Fast-expanding pig firm Guangxi Yangxiang is replacing male breeding stock at the end of every year, instead of every two to three years like many others.
“That guarantees that the genetics we’re using are the newest. Genetics are continually improving,” said Guangxi Yangxiang Co vice-president Gao Yuanfei.
Such rapid scaling up faces many potential pitfalls however. Investment costs are high, particularly under new environmental laws. Farms will spend 30 yuan per sow on waste treatment alone, said Professor Wang.
Preventing disease is challenging in China, where diseases already eradicated in other countries are still prevalent, and the huge number of livestock and its proximity to people raises the risk of contamination. Once disease enters an intensive farm, it can kill hundreds of animals in days.
Even farms supplying new farms with young sows have been hit by disease, reducing already short supplies.

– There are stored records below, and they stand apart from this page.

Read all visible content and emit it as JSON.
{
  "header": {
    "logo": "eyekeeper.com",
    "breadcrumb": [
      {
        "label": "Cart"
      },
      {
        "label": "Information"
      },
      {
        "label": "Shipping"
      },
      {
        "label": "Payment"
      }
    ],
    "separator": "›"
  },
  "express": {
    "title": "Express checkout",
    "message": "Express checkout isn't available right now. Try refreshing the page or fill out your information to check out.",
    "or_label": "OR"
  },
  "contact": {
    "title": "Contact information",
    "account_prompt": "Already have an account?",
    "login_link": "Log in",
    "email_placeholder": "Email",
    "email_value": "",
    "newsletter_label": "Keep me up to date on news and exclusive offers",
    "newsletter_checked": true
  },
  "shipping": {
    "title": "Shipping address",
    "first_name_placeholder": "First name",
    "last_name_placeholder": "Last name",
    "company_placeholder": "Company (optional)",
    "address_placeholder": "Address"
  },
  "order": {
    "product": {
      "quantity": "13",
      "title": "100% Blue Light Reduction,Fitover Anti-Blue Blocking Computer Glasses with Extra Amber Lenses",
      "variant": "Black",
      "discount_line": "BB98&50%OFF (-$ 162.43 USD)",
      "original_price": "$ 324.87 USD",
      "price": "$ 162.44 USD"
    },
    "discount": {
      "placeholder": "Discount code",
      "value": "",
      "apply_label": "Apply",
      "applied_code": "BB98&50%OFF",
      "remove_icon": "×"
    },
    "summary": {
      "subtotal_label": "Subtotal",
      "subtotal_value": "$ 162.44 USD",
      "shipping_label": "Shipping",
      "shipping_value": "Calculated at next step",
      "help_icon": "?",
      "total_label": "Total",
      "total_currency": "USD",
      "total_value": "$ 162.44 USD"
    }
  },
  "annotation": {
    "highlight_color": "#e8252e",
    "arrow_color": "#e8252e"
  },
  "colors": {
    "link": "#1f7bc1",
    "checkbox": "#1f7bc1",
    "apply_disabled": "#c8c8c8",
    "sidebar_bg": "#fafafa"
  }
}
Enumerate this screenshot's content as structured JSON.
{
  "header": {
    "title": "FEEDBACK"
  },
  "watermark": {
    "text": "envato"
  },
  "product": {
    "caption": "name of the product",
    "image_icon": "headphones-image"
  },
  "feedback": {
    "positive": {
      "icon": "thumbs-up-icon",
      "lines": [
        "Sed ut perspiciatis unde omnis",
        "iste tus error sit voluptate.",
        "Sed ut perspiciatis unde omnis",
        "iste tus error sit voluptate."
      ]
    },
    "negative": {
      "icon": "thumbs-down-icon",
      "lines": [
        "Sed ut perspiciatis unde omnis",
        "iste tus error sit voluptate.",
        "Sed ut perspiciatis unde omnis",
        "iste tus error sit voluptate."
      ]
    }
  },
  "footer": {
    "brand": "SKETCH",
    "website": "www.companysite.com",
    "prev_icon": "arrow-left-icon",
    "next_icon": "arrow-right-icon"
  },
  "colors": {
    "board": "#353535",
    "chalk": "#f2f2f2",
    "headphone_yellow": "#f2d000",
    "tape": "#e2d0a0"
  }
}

Most daunting perhaps is the shortage of trained workers.
“Raising pigs is no longer how it was in the past, for farmers with no professional knowledge,” said Fang, the analyst.
Most of Xinguangan’s staff are university graduates but even so, awareness of animal health is low, said Hong Haozhou, consulting vet from Carthage & MHJ Agritech. Drugs are not always issued in the right way and biosecurity measures do not always focus on the biggest risks.
“From the hardware perspective, there’s not much difference [from Western farms],” said Hong. “You’ve got automatic feeders, temperature control systems, automatic fans, everything is the same as international farms. But it’s the internal problems, like insufficient understanding of healthy development of pigs.”
For now, Xinguangan is managing to keep disease at bay. Workers spend 48 hours in quarantine before entering the farm to prevent transmission of disease and then live on site for weeks at a time.
Like in the United States, feed trucks deliver meal over a fence to stop vehicles from contaminating the site with disease from other farms.
Offspring from the sow farm will go to separate locations for fattening to reduce the risk of spreading disease between animals, adding extra complexity to managing the operation.
“Our construction model and our production process is completely based on studying the US,” said Chen Gang, who oversees Xinguangan’s pig farming operations in the Guangxi region.